Summary: “This is Operation Experiment,” “Today is X Day,”announces the dire male voice regarding an Arctic expedition andaccompanied by atomic footage and ice cataclysms. Some machoblab pretends absolution of blame for evil via sanctimony: “Youknow, every time one of these things goes off I feel as if wewere helping to write the first chapter of a new Genesis.” Tom Nesbitt: “Let’s hope we don’t find ourselves writingthe last chapter of the old one.”

Tom survives an avalanche and a monster sighting,but ends up in a psychiatric hospital. Visited by Colonel JackEvans, Tom says: “”I’m having a hard time trying toconvince these people I’m not an idiot.”

Reports of a destroyed fishing boat includenewspaper headlines: “Sea Serpent Reported Off Great Banks.” So Tom visits Professor Elson, a paleontologist at the Collegeof Natural History, who, because the creature he supposedly sawwould be “over 100 million years old,” also doesn’tbelieve Tom. Assistant Lee Hunter, however, notes that an expeditionto the Siberian tundra unearthed a mastodon herd “dead thousandsof years, yet their fur was still intact, the meat still edible.”

Another Canadian ship is destroyed, Tom learnsfrom a radio in the hospital. Lee brings sketches of dinosaurs,but Tom finds nothing similar to his sighting: “Maybe it’spart imagination, after all–something I used to dream about whenI was a kid, or read in fairy tales. [Most bizarre, while lookingat dino pix, “With A Song in My Heart” is playing onthe radio.] Tom does discover a picture finally, and retrievesa sailor witness who identifies the same picture. The Professorsay the fossil of a “Rhedosaurus” was discovered insubterranean caves in the Hudson River, the only fossil evidenceof the species, and he is immediately convinced of Tom’s storyand that the animal is headed for its ancestral breeding grounds. Jack is notified.

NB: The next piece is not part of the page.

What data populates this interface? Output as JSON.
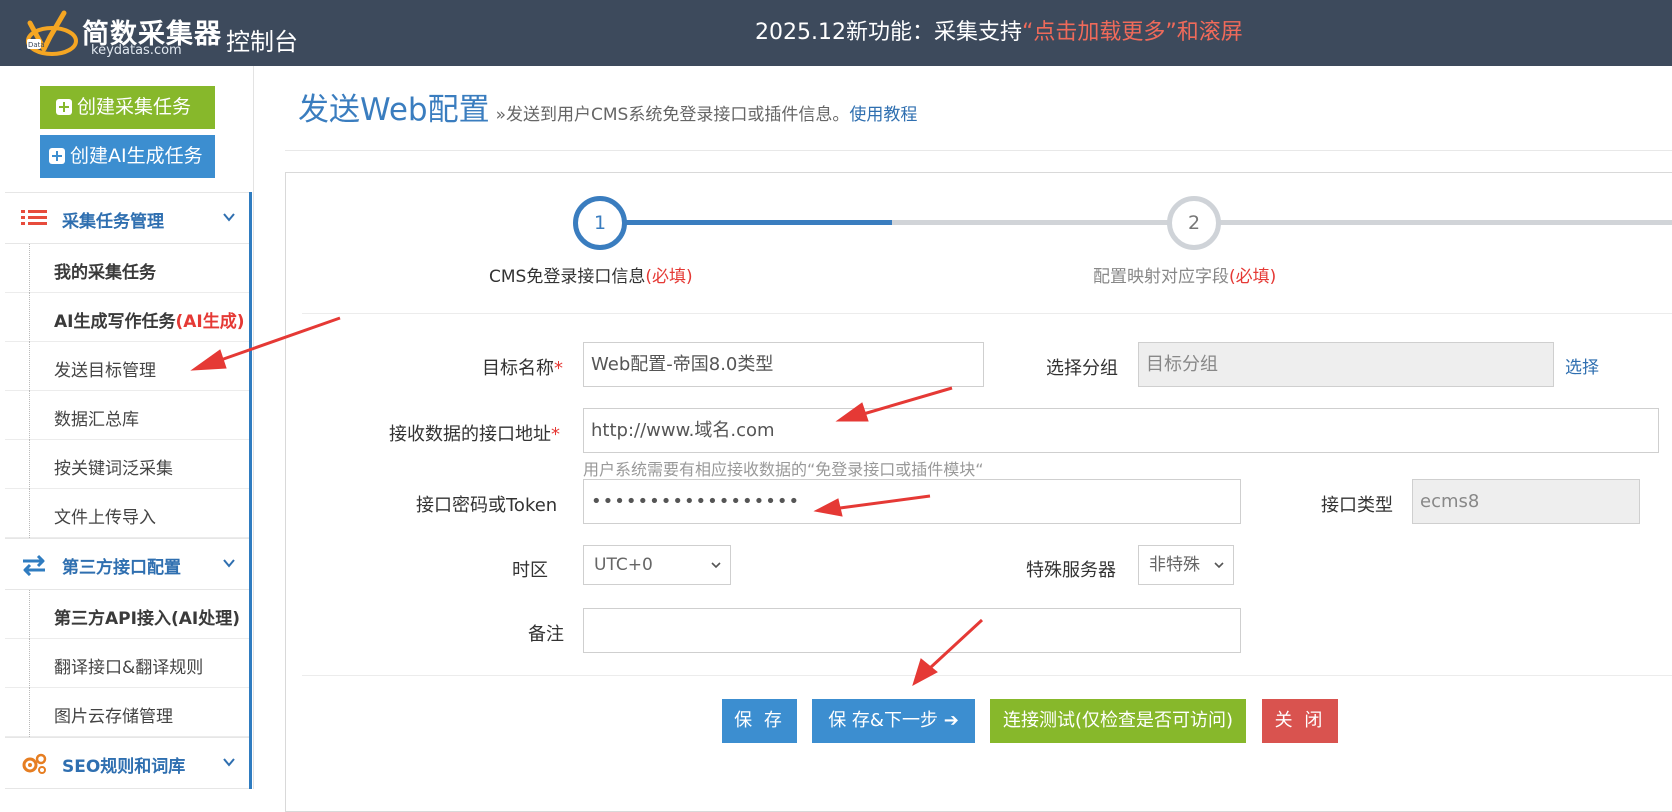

The creature destroys a lighthouse off Mainein an effective silhouette sequence. Lee and Tom are inexplicablyat a ballet when another report comes in about a farmer crushedand some wreckage off Massachusetts. The Professor climbs ina cage and dives into the Hudson. We see footage of a squid battlinga shark. Then the Rhedosaur arrives and Doctor Elson makes scientificobservations instead of screaming when the mouth of the animallunges. The boat loses contact with Elson.

The creature emerges on a Manhattan dock andcomes ashore. NYC panic ensues. A cop shoots at the animal,but gets eaten. New Yorkers trample a blind man. Many cops arrive[and a large Sea Food sign is visible in the background!]. Thedinosaur plunges through a building, creates terror among peopleescaping to the subway, and a “full scale war” is declared. People are admitted to hospitals in record numbers and soldierscollapse near the blood spots left after shootings, so the creatureis toxic too. Lee declares its skull is “at least 8 inchesthick.” Bazookas leave blood spots, so Tom decides the bestcourse of action is to shoot a radioactive isotope into the creature’sneck wound in order to destroy all its tissue.

At Coney Island, Tom accompanies a sharpshooter,Corporal Stone, to the top of a roller coaster to fire at theanimal, which, in the ensuing fire, circles and collapses. Thefilm ends with no commentary.


Commentary: The film was produced on a budget of $250,000 but grossed over $5 million, a success credited to Ray Harryhausen’s special effects and director Eugene Lourie’s effective uses of darkness and shadows.

This film’s special effects are a good illustration of why Ialways feel that Willis O’Brien is to Ray Harryhausen what PeggyFleming is to most Japanese figure-skaters. In other words, thetechnique is unquestionably there with Harryhausen’s stop-motionmonsters, but you never get the humanism (for want of a less anthropocentricword)–it’s not as meaningful an experience. Not just Kong, butthe dinosaurs of O’Brien live–there’s psychological if not emotionalnuance. Harryhausen’s Beast here is impressive–particularlythe use of light on its scales–and I’d rather they hadn’t killedit, but we seem just to be going through the (stop-)motions.